* **Task instructions**
Each line of the data below holding the word "likes" must be copied.

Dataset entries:
-- Opening Marker --

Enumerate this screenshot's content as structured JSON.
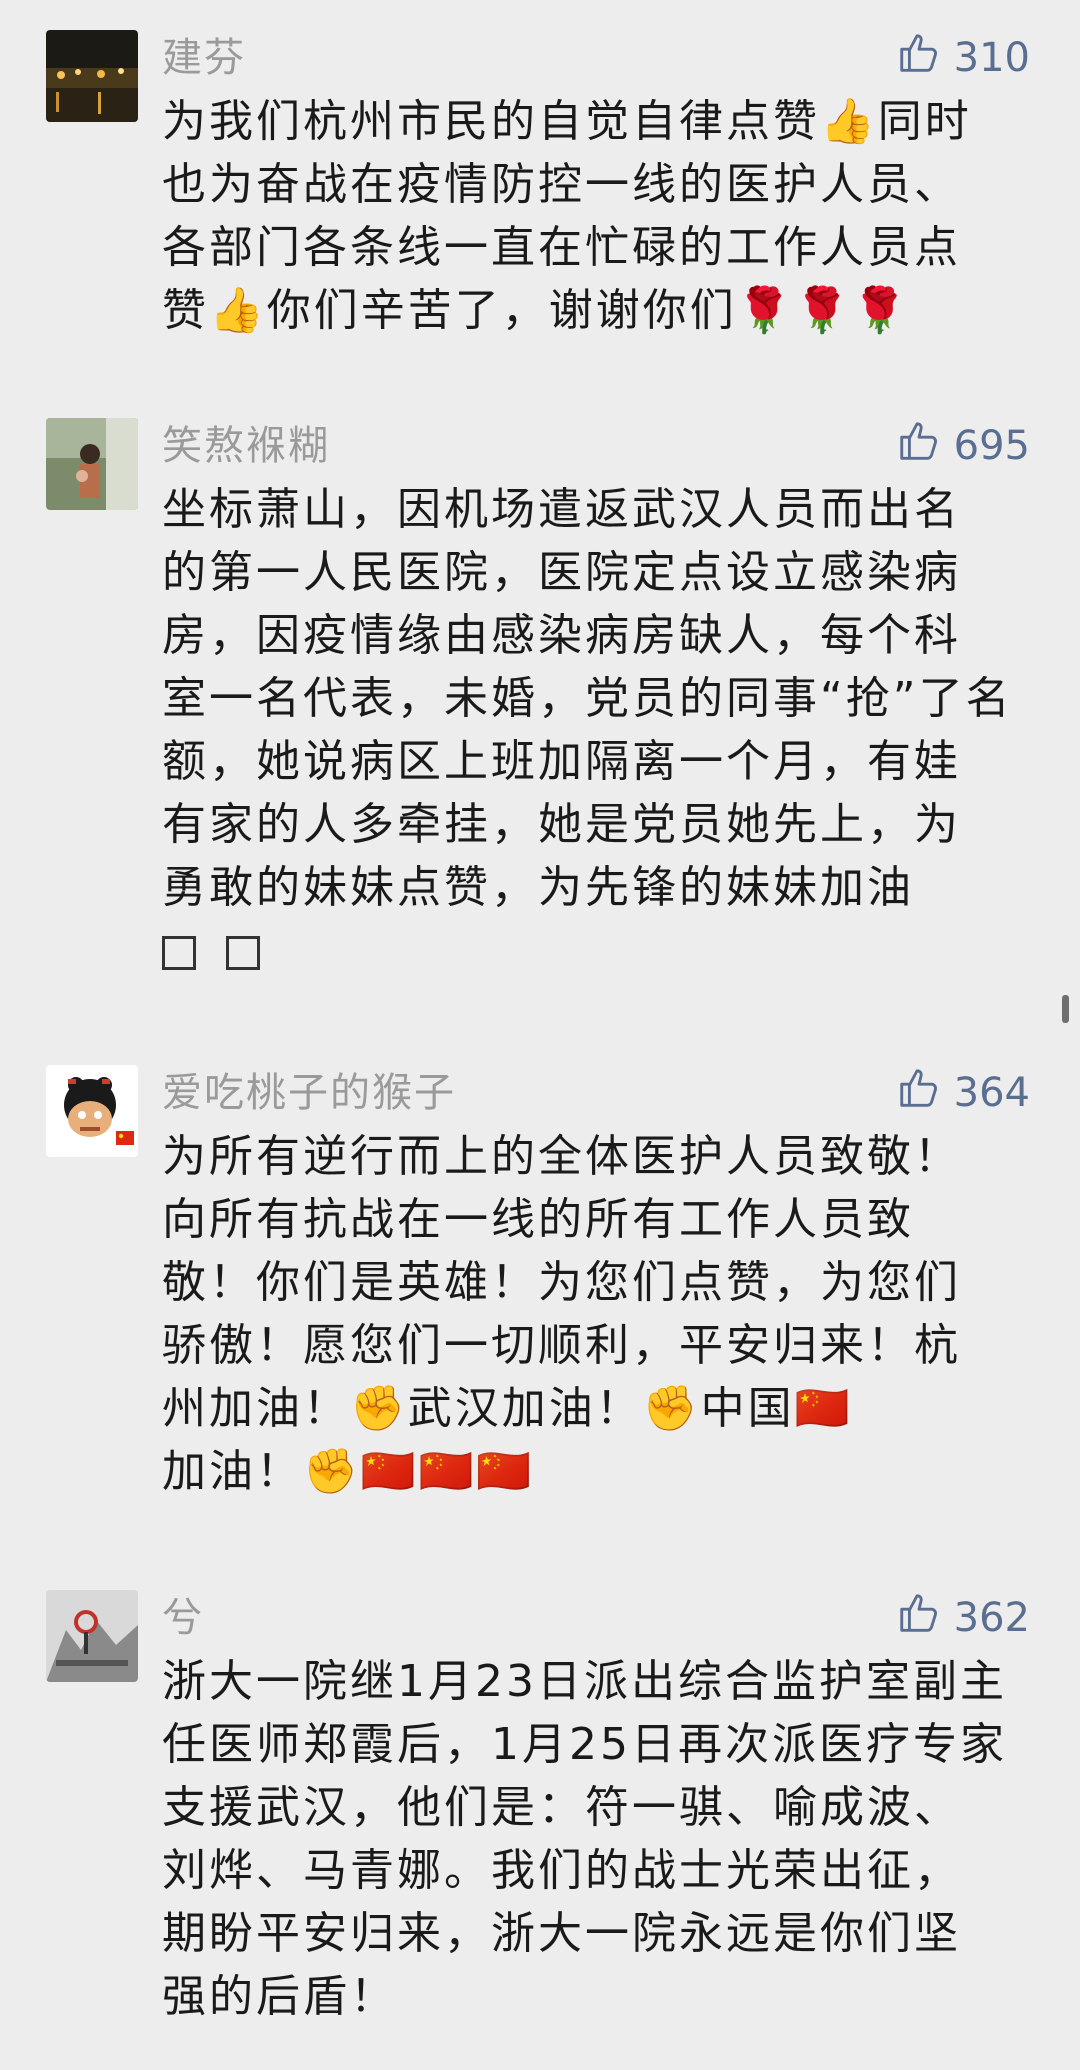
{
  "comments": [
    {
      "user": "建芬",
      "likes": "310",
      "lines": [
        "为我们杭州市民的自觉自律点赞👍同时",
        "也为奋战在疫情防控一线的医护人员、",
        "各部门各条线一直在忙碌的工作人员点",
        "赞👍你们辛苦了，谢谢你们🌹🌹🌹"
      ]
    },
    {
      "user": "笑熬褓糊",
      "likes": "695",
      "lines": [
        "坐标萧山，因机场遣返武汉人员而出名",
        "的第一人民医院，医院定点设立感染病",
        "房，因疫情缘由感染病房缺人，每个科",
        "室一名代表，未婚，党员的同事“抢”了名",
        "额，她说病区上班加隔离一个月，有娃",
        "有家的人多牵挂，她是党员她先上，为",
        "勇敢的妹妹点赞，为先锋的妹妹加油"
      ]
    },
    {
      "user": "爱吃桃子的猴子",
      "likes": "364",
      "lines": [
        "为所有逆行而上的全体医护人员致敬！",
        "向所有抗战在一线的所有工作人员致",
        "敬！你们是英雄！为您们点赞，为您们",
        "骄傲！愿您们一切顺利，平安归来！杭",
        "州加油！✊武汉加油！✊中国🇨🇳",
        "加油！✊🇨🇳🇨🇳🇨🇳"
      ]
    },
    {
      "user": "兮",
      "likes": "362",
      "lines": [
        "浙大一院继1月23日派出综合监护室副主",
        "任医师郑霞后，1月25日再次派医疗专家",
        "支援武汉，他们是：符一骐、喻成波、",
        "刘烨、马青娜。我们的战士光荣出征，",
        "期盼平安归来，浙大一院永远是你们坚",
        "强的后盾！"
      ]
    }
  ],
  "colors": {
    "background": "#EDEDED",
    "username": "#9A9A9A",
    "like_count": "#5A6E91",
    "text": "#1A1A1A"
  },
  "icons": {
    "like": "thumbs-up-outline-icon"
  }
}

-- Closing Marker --

* **Exercise response**
      "likes": "310",
      "likes": "695",
      "likes": "364",
      "likes": "362",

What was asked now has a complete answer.